* _TASK GOAL_
From the listing below, copy each line that contains the word "icon".
##############################
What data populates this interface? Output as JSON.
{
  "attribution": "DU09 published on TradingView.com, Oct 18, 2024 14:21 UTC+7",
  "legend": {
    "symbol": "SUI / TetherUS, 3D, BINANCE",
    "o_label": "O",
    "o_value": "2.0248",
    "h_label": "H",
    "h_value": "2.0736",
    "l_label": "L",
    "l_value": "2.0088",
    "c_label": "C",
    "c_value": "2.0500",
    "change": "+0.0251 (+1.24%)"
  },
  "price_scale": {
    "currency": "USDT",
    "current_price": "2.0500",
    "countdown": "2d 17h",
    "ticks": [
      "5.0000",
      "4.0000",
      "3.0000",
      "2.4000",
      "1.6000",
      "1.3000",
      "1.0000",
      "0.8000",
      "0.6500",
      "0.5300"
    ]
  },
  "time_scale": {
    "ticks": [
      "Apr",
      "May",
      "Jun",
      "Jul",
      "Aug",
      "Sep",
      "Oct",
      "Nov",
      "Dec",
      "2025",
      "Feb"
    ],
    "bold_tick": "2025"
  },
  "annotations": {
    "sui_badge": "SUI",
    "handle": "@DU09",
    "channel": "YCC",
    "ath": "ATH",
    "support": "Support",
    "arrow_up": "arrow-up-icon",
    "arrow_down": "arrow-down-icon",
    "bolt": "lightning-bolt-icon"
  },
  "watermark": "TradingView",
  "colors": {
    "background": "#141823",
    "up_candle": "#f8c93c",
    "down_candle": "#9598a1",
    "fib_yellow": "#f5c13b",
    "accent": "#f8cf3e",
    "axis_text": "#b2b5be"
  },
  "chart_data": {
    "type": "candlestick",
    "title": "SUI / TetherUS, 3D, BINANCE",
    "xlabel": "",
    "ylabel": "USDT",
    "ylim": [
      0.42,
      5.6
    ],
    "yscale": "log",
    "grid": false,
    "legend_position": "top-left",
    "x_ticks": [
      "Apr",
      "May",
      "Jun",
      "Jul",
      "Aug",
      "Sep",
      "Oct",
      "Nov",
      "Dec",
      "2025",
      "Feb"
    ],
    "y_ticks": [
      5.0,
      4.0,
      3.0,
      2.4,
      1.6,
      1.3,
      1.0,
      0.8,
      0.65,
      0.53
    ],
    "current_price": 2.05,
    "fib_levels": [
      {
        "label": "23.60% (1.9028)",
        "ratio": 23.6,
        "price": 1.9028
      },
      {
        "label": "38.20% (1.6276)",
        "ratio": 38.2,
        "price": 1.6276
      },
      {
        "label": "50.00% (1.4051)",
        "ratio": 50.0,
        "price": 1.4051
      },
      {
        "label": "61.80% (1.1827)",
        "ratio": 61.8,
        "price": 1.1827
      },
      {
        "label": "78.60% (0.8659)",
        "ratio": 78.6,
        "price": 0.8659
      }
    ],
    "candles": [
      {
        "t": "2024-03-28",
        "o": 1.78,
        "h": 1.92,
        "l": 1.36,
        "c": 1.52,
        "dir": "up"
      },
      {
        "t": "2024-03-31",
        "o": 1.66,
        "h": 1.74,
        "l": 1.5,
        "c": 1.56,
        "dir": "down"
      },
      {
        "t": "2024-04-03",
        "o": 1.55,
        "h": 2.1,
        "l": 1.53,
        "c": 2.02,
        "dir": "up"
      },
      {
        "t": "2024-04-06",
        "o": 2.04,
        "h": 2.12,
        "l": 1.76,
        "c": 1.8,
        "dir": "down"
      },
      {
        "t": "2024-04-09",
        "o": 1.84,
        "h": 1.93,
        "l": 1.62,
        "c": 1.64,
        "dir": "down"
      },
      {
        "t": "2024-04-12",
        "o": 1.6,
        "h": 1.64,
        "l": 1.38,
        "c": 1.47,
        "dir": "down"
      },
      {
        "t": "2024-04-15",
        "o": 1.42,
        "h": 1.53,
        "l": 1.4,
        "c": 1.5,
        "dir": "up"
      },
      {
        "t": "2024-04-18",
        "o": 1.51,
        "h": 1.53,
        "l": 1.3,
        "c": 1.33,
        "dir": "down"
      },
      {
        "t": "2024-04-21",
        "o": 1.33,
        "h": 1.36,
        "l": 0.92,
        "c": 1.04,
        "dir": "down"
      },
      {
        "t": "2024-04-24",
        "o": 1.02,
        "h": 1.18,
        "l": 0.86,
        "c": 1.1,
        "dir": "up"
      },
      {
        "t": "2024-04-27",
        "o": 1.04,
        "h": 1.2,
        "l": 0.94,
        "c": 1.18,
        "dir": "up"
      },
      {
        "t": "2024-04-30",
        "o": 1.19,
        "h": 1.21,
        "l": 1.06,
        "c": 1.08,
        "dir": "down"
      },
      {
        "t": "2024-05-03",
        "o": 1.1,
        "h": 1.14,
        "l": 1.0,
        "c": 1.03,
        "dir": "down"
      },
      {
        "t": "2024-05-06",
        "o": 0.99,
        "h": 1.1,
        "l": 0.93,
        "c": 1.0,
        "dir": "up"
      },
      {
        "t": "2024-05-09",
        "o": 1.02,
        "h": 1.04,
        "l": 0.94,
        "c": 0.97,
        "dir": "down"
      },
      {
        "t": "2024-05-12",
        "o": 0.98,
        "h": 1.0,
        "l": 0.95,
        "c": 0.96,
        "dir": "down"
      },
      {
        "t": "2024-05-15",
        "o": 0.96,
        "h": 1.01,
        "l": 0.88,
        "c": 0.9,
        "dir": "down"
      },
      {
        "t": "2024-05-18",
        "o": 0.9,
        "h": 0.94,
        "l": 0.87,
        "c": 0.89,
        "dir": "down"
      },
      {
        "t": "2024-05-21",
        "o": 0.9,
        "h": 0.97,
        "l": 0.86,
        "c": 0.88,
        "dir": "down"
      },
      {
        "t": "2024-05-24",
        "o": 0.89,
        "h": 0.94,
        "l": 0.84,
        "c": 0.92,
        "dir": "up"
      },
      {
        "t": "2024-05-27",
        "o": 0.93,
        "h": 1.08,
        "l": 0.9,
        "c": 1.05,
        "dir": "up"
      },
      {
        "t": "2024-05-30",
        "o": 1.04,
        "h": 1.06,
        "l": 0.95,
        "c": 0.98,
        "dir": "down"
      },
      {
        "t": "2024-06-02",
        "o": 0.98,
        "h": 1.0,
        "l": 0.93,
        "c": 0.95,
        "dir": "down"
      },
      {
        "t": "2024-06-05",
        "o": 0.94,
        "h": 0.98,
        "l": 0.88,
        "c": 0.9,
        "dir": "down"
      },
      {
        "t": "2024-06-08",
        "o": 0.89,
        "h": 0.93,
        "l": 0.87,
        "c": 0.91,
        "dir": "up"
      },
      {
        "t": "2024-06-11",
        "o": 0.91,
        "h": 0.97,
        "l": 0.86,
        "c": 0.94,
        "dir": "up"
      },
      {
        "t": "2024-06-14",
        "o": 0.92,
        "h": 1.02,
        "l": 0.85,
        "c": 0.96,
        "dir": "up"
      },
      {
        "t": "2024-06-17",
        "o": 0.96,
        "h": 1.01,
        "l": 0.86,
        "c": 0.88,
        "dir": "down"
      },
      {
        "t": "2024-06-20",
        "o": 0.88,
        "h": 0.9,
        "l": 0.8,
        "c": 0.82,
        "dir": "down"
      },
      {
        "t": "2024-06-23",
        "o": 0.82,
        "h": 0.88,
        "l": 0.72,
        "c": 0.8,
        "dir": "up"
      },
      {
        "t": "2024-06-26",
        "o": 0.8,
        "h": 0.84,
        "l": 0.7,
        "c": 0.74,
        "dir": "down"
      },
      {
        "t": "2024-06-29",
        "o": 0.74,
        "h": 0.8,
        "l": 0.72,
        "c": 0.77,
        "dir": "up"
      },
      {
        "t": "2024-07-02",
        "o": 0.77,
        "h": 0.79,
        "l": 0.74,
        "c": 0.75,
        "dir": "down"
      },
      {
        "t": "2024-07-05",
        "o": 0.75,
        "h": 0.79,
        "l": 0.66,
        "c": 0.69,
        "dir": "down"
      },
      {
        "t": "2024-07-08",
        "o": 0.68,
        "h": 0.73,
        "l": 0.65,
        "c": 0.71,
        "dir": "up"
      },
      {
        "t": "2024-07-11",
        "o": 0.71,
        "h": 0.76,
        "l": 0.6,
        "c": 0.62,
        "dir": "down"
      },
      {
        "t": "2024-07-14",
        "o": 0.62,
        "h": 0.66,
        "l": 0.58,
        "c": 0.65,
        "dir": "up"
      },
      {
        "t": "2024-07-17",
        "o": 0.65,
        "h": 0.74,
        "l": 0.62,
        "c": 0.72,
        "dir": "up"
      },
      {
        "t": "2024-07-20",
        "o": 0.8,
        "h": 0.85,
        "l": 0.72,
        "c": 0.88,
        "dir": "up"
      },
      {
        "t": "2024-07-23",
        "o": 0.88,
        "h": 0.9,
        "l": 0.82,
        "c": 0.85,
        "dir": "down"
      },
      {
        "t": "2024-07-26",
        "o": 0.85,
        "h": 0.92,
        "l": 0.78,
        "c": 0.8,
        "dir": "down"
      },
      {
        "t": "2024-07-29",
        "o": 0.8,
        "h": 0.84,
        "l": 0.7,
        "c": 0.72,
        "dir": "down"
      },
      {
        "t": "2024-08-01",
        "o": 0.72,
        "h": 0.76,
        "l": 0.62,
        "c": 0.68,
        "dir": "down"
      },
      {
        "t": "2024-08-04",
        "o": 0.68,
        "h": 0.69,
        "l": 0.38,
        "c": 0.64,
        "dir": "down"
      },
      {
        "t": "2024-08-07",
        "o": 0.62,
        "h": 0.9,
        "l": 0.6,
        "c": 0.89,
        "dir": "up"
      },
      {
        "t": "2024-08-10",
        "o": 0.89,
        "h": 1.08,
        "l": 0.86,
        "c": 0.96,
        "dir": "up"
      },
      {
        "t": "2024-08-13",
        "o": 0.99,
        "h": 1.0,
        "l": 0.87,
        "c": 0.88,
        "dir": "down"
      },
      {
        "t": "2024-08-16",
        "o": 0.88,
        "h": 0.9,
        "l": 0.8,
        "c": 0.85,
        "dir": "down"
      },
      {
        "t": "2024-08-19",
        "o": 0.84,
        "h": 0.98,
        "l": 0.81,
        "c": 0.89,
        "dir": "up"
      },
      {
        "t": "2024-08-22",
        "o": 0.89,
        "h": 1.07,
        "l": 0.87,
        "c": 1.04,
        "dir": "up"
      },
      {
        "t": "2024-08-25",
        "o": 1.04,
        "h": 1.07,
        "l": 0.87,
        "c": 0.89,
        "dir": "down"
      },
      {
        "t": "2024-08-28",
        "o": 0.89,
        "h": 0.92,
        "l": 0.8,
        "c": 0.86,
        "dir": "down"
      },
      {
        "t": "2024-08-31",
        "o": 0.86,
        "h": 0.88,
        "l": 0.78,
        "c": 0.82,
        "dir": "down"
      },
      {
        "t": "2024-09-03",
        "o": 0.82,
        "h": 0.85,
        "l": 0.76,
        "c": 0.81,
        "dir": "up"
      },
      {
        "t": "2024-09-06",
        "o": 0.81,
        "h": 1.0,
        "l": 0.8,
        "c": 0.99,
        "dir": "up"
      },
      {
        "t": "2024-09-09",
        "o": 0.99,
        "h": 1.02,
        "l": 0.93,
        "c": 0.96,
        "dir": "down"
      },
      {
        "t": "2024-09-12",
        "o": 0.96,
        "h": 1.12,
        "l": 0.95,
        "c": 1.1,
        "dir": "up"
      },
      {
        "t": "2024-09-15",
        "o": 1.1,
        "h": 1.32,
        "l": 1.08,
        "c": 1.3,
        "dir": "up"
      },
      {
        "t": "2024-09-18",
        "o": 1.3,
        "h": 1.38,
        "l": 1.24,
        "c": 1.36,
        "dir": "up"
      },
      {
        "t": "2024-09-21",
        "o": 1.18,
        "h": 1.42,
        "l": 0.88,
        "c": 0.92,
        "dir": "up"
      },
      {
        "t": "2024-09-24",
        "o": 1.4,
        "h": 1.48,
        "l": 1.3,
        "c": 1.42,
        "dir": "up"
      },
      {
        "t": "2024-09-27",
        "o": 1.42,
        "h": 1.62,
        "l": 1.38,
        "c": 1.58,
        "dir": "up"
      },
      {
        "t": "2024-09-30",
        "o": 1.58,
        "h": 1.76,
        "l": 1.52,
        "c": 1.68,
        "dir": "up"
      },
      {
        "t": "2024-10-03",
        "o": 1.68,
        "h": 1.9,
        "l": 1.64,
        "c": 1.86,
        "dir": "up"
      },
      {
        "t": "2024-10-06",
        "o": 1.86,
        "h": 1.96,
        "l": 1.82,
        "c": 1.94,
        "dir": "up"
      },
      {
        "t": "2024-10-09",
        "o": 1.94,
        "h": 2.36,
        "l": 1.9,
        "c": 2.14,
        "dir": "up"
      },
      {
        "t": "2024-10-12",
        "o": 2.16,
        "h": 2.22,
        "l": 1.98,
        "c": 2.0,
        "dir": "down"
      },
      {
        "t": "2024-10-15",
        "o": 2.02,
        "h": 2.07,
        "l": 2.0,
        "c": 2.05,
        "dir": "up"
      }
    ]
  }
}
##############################
* _TASK RESPONSE_
    "arrow_up": "arrow-up-icon",
    "arrow_down": "arrow-down-icon",
    "bolt": "lightning-bolt-icon"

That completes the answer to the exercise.